Choose the Right Accounting Method: Cash Basis vs Accrual Basis
The method you choose will affect how you record income and expenses. The choice between the cash basis and accrual basis accounting methods depends on your specific business and its needs. Both methods have their advantages and limitations. Here’s a comparison to help you decide which is best for your business:
Cash Basis Accounting Benefits:
- Simplicity: Cash basis accounting is straightforward and easy to understand. It records transactions when money changes hands, making it simpler for small businesses with straightforward finances.
- Real Cash Flow: It provides a clear picture of your actual cash flow, as it focuses on when money is received and spent, which can be crucial for managing day-to-day expenses.

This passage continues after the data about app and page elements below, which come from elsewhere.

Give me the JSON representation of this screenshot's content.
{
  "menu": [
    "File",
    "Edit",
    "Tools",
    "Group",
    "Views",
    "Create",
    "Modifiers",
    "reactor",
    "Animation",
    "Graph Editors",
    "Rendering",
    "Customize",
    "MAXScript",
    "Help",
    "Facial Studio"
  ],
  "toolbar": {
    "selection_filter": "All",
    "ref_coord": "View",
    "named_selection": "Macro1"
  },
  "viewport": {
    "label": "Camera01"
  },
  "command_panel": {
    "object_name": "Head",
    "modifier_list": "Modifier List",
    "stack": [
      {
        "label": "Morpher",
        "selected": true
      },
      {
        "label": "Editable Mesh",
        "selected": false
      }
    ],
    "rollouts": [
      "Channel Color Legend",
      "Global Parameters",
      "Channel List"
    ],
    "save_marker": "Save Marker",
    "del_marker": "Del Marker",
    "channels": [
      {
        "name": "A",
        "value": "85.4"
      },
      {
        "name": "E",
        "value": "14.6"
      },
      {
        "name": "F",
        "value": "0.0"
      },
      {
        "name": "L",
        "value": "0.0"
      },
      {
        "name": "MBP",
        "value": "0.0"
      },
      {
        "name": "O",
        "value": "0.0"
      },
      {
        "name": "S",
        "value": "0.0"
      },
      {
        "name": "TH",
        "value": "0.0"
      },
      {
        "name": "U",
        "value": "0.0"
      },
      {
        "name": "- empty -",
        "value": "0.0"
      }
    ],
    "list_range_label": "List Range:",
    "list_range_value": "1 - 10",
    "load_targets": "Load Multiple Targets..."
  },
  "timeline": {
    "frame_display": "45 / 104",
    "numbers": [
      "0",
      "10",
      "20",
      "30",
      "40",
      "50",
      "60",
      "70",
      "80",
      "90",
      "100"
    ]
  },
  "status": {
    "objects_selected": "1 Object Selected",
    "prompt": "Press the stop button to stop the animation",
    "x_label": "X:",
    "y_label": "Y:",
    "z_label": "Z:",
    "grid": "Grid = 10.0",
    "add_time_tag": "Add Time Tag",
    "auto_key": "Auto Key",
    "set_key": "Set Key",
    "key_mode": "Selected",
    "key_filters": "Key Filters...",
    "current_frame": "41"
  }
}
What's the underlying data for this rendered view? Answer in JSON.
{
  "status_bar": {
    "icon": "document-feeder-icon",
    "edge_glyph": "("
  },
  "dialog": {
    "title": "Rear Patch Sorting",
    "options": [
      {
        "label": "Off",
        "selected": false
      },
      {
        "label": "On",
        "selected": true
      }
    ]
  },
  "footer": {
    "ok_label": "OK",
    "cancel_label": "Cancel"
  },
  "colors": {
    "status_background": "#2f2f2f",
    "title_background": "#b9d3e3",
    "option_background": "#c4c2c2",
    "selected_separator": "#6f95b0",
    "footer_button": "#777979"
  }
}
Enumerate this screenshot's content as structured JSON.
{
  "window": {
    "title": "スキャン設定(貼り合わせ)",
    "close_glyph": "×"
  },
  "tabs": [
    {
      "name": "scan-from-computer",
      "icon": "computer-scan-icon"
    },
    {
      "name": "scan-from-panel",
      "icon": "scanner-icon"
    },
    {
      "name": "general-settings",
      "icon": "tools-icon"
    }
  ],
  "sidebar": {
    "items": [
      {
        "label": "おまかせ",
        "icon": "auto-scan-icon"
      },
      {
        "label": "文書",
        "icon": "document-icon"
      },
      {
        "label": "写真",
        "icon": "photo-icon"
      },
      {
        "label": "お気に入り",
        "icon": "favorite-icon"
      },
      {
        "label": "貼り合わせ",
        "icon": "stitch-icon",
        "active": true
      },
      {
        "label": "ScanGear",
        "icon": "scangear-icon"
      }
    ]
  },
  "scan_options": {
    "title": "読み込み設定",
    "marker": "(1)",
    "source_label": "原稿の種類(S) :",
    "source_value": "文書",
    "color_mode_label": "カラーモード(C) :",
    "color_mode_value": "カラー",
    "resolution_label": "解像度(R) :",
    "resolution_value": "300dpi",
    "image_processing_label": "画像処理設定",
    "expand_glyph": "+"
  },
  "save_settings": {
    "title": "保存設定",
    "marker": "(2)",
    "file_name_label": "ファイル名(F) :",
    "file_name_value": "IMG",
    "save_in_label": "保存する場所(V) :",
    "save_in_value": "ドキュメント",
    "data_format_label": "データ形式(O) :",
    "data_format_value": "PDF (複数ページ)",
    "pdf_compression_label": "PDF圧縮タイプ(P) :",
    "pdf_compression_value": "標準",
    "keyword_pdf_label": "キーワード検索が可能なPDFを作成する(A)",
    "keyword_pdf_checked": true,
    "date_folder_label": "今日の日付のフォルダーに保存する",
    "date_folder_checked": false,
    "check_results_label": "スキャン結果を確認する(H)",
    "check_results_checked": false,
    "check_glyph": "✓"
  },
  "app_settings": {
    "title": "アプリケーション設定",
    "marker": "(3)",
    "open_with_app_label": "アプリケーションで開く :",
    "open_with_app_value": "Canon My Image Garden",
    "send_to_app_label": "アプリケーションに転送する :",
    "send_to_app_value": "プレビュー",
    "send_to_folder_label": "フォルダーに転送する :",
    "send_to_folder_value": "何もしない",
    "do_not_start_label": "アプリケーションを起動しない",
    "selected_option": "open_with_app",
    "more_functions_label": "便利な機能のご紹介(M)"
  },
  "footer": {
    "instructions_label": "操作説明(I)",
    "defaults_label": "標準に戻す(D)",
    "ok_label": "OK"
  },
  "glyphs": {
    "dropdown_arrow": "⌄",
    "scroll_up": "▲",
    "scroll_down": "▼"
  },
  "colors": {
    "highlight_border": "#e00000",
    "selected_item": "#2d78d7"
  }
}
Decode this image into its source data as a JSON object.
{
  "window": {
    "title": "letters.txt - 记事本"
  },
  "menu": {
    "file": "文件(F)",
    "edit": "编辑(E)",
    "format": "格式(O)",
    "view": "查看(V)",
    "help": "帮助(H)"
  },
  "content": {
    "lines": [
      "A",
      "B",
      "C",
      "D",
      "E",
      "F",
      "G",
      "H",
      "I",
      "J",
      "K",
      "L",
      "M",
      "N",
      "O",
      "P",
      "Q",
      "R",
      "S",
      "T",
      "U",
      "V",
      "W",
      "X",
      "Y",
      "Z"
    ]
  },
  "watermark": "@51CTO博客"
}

- Tax Advantages: Some small businesses may find it beneficial for tax purposes because you only report income when it’s received, which can help in managing your taxable income.
- Lower Administrative Burden: Cash basis accounting typically involves less paperwork and may require less extensive record-keeping.
Disadvantages of Cash Basis Accounting:
- Limited Financial Insight: It may not provide a complete financial picture since it doesn’t account for income and expenses when they’re earned or incurred. This can make it harder to assess long-term financial health.
- Inaccurate Matching: It doesn’t match revenues and expenses properly, which can lead to financial reports that don’t accurately represent the financial performance of the business.
- Limited Suitability: It may not be suitable for businesses with significant accounts receivable or payable, as it doesn’t account for obligations and future income.
Accrual Basis Accounting Benefits:
- Accurate Financial Reporting: Accrual accounting accurately matches revenues and expenses, providing a more complete financial picture. This method is particularly useful for large or complex businesses.
- Better Long-Term Planning: It allows for better long-term financial planning and analysis by recognizing income and expenses when they are incurred, which is especially important for businesses with significant future commitments.
- Conformity with GAAP: Generally Accepted Accounting Principles (GAAP) often require businesses to use the accrual basis of accounting, making it necessary for compliance in certain situations.
Disadvantages of Accrual Basis Accounting:
- Complexity: Accrual accounting can be more complex and may require a deeper understanding of accounting principles. It may necessitate professional accounting assistance.
- Cash Flow Mismatch: It may not provide an accurate reflection of your actual cash flow, as it records income and expenses when they are earned or incurred rather than when the money changes hands.
- Tax Disadvantages: For tax purposes, it may result in paying taxes on income before you’ve actually received the cash.
In conclusion, there isn’t a one-size-fits-all answer to which accounting method is best. Your choice should align with the nature of your business, its size, and your financial reporting needs. Many small businesses start with the cash basis due to its simplicity, but as they grow and their financial picture becomes more complex, they may transition to the accrual basis for more accurate financial reporting. Consulting with an accountant or financial advisor can help you determine which method is best for your specific situation. Additionally, some businesses may use a hybrid approach, such as cash basis for tax reporting and accrual basis for internal financial analysis. Discuss with an accountant to determine which method is best for your business. (206) 838-3800 — firstname.lastname@example.org